- [Dataset records]:

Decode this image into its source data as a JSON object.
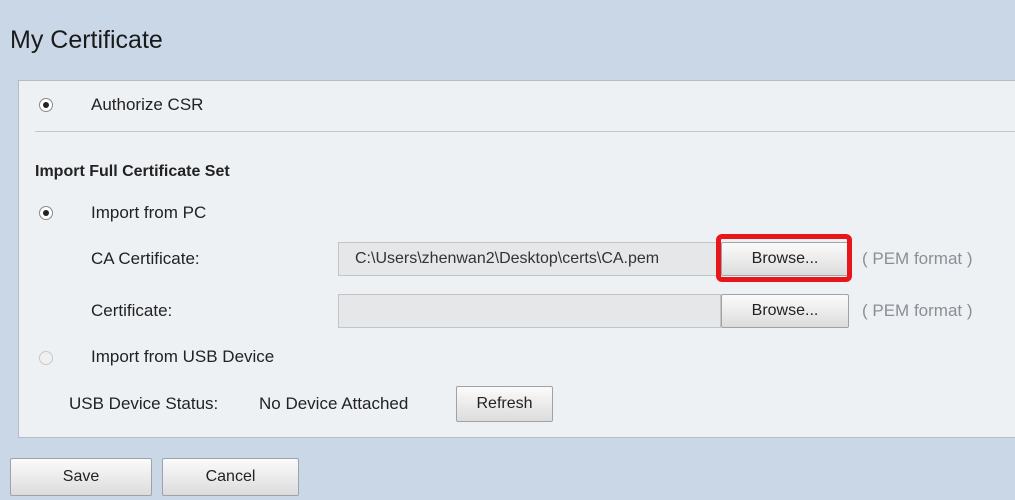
{
  "page": {
    "title": "My Certificate"
  },
  "options": {
    "authorize_csr_label": "Authorize CSR",
    "import_section_heading": "Import Full Certificate Set",
    "import_from_pc_label": "Import from PC",
    "import_from_usb_label": "Import from USB Device"
  },
  "fields": {
    "ca_certificate_label": "CA Certificate:",
    "ca_certificate_value": "C:\\Users\\zhenwan2\\Desktop\\certs\\CA.pem",
    "certificate_label": "Certificate:",
    "certificate_value": "",
    "browse_label": "Browse...",
    "format_hint": "( PEM format )"
  },
  "usb": {
    "status_label": "USB Device Status:",
    "status_value": "No Device Attached",
    "refresh_label": "Refresh"
  },
  "actions": {
    "save_label": "Save",
    "cancel_label": "Cancel"
  },
  "colors": {
    "highlight": "#e8161b",
    "background": "#c9d7e6",
    "panel": "#eef1f4"
  }
}
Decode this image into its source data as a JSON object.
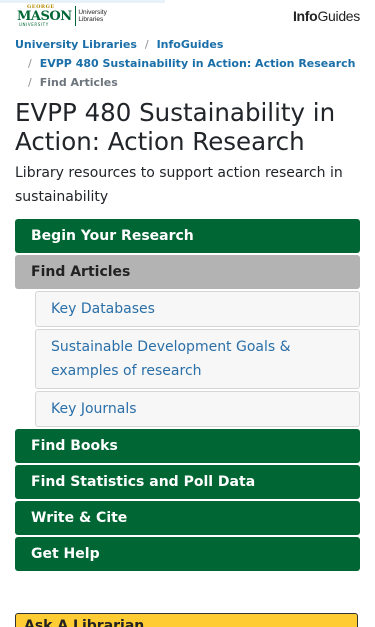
{
  "header": {
    "logo": {
      "george": "GEORGE",
      "mason": "MASON",
      "university": "UNIVERSITY",
      "libraries": "University Libraries"
    },
    "infoguides_logo": {
      "info": "Info",
      "guides": "Guides"
    },
    "loading_progress": 0.44
  },
  "breadcrumb": {
    "items": [
      "University Libraries",
      "InfoGuides",
      "EVPP 480 Sustainability in Action: Action Research",
      "Find Articles"
    ],
    "separator": "/"
  },
  "page": {
    "title": "EVPP 480 Sustainability in Action: Action Research",
    "description": "Library resources to support action research in sustainability"
  },
  "nav": {
    "items": [
      {
        "label": "Begin Your Research"
      },
      {
        "label": "Find Articles"
      },
      {
        "label": "Find Books"
      },
      {
        "label": "Find Statistics and Poll Data"
      },
      {
        "label": "Write & Cite"
      },
      {
        "label": "Get Help"
      }
    ],
    "subitems": [
      {
        "label": "Key Databases"
      },
      {
        "label": "Sustainable Development Goals & examples of research"
      },
      {
        "label": "Key Journals"
      }
    ]
  },
  "ask": {
    "label": "Ask A Librarian"
  },
  "colors": {
    "brand_green": "#006633",
    "active_gray": "#b3b3b3",
    "link_blue": "#1a6fa8",
    "ask_gold": "#ffcc33"
  }
}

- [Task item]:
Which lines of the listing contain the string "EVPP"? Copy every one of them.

- [Answer to this problem]:
      "EVPP 480 Sustainability in Action: Action Research",
    "title": "EVPP 480 Sustainability in Action: Action Research",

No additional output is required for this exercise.